— What is expected —
Run through the records and show each line that includes the string "number".

— Data shown —
<<<<
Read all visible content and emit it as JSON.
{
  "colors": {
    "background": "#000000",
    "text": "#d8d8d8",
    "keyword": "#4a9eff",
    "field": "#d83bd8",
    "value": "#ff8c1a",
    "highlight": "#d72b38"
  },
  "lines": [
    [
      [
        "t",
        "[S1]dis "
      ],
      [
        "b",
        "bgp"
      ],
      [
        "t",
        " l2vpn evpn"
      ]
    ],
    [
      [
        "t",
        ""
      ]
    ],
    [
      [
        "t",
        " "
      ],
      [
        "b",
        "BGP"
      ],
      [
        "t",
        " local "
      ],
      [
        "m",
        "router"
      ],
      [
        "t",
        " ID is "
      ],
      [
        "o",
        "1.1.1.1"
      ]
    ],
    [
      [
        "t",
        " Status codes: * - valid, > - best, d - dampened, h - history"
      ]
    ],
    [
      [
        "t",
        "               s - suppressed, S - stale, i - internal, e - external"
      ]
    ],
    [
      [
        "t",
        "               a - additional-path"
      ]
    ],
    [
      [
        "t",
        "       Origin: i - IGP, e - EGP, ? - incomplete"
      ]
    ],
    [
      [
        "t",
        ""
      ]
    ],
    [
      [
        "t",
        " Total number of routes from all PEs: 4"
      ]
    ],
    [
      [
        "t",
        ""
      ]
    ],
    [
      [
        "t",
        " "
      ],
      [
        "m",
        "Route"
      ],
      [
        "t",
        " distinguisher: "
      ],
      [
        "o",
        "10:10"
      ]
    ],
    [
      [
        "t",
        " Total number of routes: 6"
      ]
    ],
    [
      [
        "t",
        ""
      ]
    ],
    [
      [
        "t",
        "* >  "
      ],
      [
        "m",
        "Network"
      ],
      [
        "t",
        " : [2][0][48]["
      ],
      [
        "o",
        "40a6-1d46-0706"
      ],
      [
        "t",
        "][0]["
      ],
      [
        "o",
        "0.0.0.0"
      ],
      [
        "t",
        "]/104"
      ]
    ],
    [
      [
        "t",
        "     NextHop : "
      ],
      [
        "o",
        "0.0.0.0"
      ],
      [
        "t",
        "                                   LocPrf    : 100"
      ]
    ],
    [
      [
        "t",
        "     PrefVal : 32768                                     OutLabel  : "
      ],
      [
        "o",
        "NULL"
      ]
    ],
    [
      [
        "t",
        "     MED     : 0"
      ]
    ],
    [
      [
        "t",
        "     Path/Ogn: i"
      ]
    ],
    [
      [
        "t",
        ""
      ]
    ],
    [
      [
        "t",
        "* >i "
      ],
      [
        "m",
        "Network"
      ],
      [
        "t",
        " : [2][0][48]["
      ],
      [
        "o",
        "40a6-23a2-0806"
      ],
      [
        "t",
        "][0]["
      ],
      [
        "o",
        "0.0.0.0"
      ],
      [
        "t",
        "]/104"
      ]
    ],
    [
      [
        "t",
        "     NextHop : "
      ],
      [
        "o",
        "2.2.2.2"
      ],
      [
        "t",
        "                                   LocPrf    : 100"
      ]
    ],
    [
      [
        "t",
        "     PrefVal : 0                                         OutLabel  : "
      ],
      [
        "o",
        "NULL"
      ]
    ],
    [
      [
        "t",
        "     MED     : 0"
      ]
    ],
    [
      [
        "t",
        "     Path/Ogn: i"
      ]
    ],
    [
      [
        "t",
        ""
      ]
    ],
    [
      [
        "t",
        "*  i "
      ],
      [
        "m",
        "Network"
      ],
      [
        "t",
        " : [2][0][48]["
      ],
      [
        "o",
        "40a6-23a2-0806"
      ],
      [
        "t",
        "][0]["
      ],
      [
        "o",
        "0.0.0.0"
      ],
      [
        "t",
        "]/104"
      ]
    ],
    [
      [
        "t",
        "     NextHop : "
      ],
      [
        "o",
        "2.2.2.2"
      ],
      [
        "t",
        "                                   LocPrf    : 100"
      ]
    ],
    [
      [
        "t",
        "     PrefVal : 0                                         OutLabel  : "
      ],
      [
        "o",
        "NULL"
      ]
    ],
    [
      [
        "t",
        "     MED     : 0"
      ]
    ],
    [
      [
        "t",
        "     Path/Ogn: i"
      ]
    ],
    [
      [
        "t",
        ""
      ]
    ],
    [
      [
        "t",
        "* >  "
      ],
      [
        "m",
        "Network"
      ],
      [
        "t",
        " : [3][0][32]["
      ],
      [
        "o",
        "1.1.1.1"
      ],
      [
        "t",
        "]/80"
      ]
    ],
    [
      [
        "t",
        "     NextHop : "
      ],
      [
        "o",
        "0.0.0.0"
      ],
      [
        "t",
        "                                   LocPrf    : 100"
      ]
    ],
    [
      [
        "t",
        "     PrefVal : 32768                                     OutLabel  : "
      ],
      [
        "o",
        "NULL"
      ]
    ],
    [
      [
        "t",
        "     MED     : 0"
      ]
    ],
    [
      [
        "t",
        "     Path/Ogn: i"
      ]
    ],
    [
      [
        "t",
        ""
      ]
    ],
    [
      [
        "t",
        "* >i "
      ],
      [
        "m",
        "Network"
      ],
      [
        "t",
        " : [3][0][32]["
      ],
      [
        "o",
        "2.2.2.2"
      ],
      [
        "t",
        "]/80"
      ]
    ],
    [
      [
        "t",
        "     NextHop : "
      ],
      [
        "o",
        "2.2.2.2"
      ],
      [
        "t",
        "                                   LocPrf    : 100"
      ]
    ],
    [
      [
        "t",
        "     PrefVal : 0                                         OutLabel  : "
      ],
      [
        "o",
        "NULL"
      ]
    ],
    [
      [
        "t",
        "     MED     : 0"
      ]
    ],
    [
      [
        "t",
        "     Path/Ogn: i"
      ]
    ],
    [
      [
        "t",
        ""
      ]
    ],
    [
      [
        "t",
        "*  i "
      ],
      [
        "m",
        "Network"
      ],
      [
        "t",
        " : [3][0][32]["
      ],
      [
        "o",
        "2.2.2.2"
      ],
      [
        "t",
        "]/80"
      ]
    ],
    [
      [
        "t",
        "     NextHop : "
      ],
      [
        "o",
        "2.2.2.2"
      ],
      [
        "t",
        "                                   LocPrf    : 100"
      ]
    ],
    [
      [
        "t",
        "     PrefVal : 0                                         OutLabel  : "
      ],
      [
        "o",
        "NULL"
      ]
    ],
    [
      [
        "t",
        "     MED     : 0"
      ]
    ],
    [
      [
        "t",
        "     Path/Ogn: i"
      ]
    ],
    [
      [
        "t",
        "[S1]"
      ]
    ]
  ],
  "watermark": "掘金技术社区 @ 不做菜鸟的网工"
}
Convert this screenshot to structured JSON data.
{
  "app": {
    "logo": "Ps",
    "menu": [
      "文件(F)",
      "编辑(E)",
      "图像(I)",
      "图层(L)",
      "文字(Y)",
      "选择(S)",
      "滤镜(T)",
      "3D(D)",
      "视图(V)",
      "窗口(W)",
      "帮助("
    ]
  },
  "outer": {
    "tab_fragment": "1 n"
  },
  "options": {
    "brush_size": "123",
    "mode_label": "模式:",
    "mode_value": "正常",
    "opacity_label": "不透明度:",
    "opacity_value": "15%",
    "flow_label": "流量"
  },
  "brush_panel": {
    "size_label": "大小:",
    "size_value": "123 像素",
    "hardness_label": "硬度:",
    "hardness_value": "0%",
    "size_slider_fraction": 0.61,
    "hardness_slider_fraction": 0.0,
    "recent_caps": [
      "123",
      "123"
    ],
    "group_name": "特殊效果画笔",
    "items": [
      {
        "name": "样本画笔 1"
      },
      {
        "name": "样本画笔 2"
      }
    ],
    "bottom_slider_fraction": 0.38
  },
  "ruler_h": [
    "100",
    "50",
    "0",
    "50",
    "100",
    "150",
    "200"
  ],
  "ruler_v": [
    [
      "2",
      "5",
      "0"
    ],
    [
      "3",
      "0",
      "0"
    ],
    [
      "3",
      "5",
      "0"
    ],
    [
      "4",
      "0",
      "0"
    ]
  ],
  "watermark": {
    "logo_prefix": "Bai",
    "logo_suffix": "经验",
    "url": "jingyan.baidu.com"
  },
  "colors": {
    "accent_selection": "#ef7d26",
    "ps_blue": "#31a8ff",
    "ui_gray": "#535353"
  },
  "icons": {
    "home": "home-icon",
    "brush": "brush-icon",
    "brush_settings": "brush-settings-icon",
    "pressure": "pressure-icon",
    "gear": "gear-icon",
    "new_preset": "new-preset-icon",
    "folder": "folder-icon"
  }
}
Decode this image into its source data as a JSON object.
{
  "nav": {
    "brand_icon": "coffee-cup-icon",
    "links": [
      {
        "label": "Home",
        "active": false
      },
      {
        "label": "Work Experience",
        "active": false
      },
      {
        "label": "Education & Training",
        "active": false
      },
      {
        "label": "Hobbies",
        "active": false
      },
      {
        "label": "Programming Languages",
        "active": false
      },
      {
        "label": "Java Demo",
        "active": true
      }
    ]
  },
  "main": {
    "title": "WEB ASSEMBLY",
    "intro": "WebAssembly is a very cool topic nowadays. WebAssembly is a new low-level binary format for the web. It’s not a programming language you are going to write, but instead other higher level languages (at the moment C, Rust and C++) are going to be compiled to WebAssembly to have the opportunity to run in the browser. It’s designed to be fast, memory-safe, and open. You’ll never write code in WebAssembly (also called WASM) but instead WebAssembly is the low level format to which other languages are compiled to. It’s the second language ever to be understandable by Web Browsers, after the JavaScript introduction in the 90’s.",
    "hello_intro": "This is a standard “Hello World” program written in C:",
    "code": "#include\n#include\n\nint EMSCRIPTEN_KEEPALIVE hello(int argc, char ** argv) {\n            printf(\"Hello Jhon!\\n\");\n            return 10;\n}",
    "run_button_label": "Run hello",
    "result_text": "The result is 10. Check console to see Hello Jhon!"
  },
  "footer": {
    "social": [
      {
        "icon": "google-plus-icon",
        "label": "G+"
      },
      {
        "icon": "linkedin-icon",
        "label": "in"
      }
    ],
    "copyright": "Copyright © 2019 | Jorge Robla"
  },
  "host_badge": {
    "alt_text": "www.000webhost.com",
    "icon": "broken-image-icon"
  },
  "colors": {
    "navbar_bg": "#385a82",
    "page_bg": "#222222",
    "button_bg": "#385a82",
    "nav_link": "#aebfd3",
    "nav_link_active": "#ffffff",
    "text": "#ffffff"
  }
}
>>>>
— Output for this exercise —
        " Total number of routes from all PEs: 4"
        " Total number of routes: 6"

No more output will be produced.